─── Records

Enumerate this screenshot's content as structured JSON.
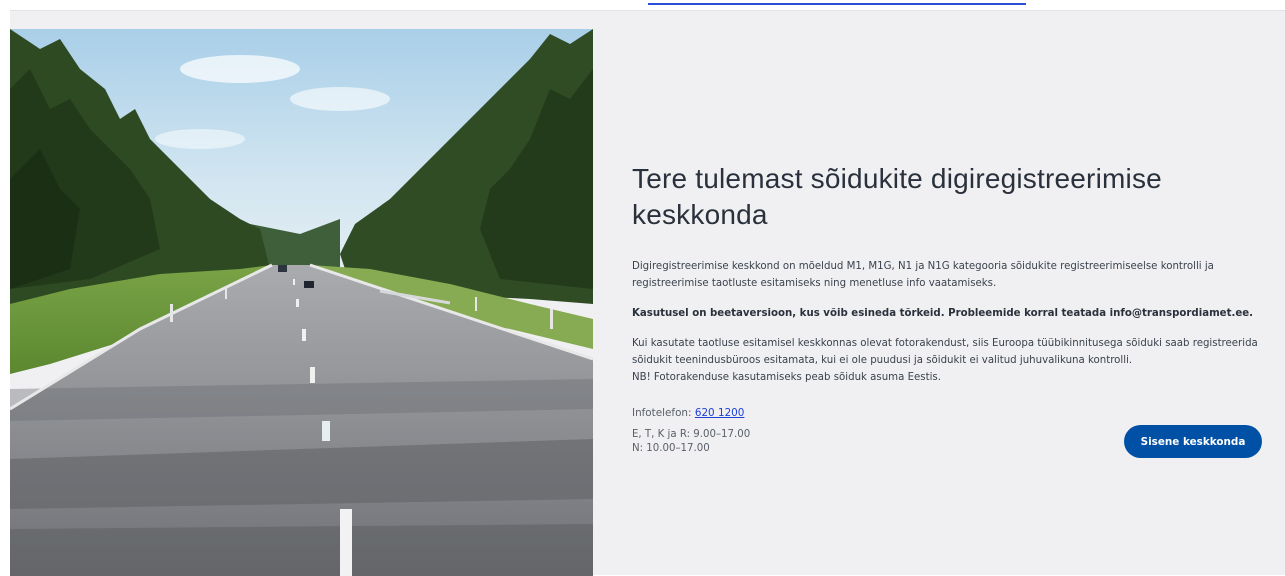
{
  "page_title": "Tere tulemast sõidukite digiregistreerimise keskkonda",
  "intro_text": "Digiregistreerimise keskkond on mõeldud M1, M1G, N1 ja N1G kategooria sõidukite registreerimiseelse kontrolli ja registreerimise taotluste esitamiseks ning menetluse info vaatamiseks.",
  "beta_notice": "Kasutusel on beetaversioon, kus võib esineda tõrkeid. Probleemide korral teatada info@transpordiamet.ee.",
  "photo_service": {
    "line1": "Kui kasutate taotluse esitamisel keskkonnas olevat fotorakendust, siis Euroopa tüübikinnitusega sõiduki saab registreerida sõidukit teenindusbüroos esitamata, kui ei ole puudusi ja sõidukit ei valitud juhuvalikuna kontrolli.",
    "line2": "NB! Fotorakenduse kasutamiseks peab sõiduk asuma Eestis."
  },
  "contact": {
    "phone_label": "Infotelefon:",
    "phone_number": "620 1200",
    "hours_weekdays": "E, T, K ja R: 9.00–17.00",
    "hours_thursday": "N: 10.00–17.00"
  },
  "enter_button": "Sisene keskkonda",
  "colors": {
    "background": "#f0f0f2",
    "primary": "#0051a5",
    "link": "#1f3fd6",
    "heading": "#2a313c"
  },
  "hero_image": "road-through-forest-photo"
}
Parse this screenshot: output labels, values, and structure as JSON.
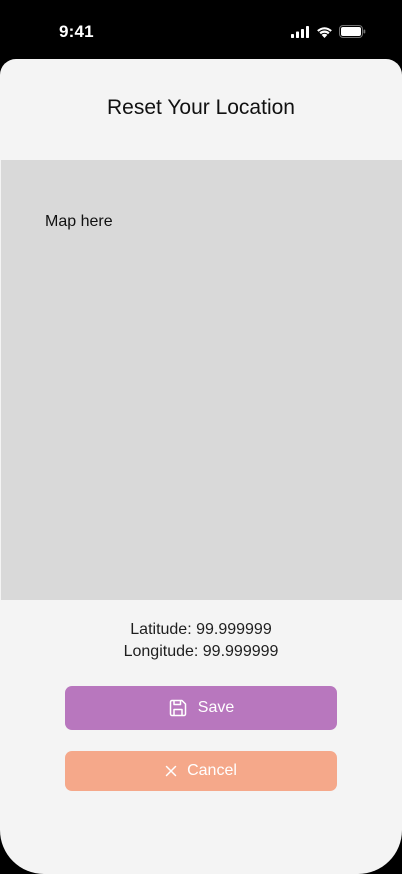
{
  "status_bar": {
    "time": "9:41",
    "icons": [
      "cellular-signal-icon",
      "wifi-icon",
      "battery-icon"
    ]
  },
  "sheet": {
    "title": "Reset Your Location"
  },
  "map": {
    "placeholder": "Map here",
    "background_color": "#d9d9d9"
  },
  "location": {
    "latitude_text": "Latitude: 99.999999",
    "longitude_text": "Longitude: 99.999999"
  },
  "actions": {
    "save": {
      "label": "Save",
      "icon": "save-icon",
      "color": "#b877be"
    },
    "cancel": {
      "label": "Cancel",
      "icon": "close-icon",
      "color": "#f5a88a"
    }
  }
}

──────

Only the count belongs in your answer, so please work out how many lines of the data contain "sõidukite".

:: Result of this task ::
2